“Who called aloud?” said Eric, turning; “I thought I heard a voice.”
“Nay,” answers Gudruda, “it was but a night-hawk screaming.”
Now Swanhild lay quiet in the drift, but she said in her heart:
“Ay, a night-hawk that shall tear out those dark eyes of thine, mine enemy!”
The two go on and at length they come to the banked roadway that runs past the Temple to Asmund’s hall. Here Swanhild leaves them, and, climbing over the turf-wall into the home meadow, passes round the hall by the outbuildings and so comes to the west end of the house, and enters by the men’s door unnoticed of any. For all the people, seeing a horse coming and a woman seated on it, were gathered in front of the hall. But Swanhild ran to that shut bed where she slept, and, closing the curtain, threw off her garments, shook the snow from her hair, and put on a linen kirtle. Then she rested a while, for she was weary, and, going to the kitchen, warmed herself at the fire.
Meanwhile Eric and Gudruda came to the house and there Asmund greeted them well, for he was troubled in his heart about his daughter, and very glad to know her living, seeing that men had but now begun to search for her, because of the snow and the darkness.
Now Gudruda told her tale, but not all of it, and Asmund bade Eric to the house. Then one asked about Swanhild, and Eric said that he had seen nothing of her, and Asmund was sad at this, for he loved Swanhild. But as he told all men to go and search, an old wife came and said that Swanhild was in the kitchen, and while the carline spoke she came into the hall, dressed in white, very pale, and with shining eyes and fair to see.
“Where hast thou been, Swanhild?” said Asmund. “I thought certainly thou wast perishing with Gudruda in the snow, and now all men go to seek thee while the witchlights burn.”
“Nay, foster-father, I have been to the Temple,” she answered, lying. “So Gudruda has but narrowly escaped the snow, thanks be to Brighteyes yonder!
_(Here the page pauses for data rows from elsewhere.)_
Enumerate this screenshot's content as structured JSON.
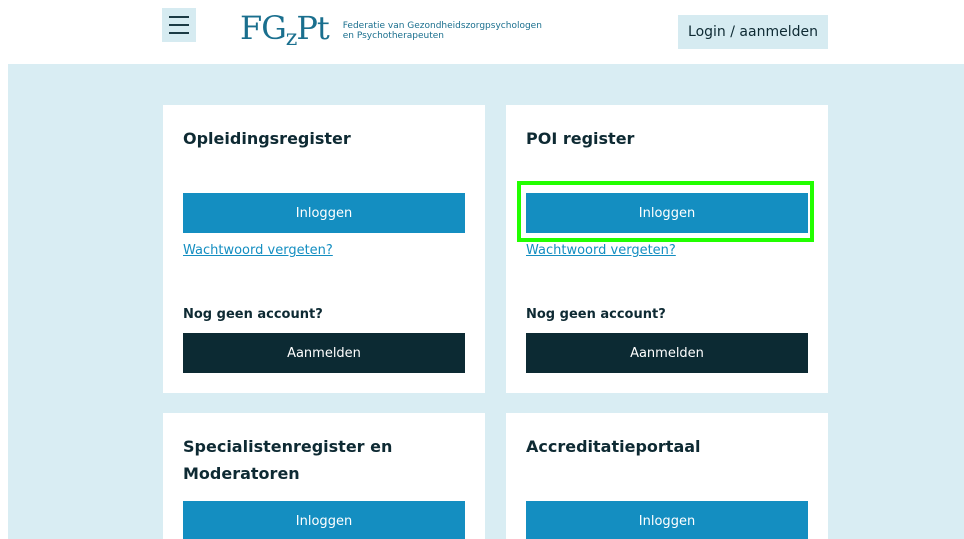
{
  "header": {
    "menu_icon": "hamburger-menu-icon",
    "logo_mark": "FGzPt",
    "logo_line1": "Federatie van Gezondheidszorgpsychologen",
    "logo_line2": "en Psychotherapeuten",
    "login_label": "Login / aanmelden",
    "colors": {
      "accent": "#148ec1",
      "dark": "#0c2a33",
      "background": "#d9edf3",
      "highlight": "#22ff00"
    }
  },
  "cards": [
    {
      "title": "Opleidingsregister",
      "login_label": "Inloggen",
      "forgot_label": "Wachtwoord vergeten?",
      "no_account_label": "Nog geen account?",
      "register_label": "Aanmelden"
    },
    {
      "title": "POI register",
      "login_label": "Inloggen",
      "forgot_label": "Wachtwoord vergeten?",
      "no_account_label": "Nog geen account?",
      "register_label": "Aanmelden"
    },
    {
      "title_line1": "Specialistenregister en",
      "title_line2": "Moderatoren",
      "login_label": "Inloggen"
    },
    {
      "title": "Accreditatieportaal",
      "login_label": "Inloggen"
    }
  ]
}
Surely I am glad of it, for we could ill spare our sweet sister,” and, going up to her, she kissed her. But Gudruda saw that her eyes burned like fire and felt that her lips were cold as ice, and shrank back wondering.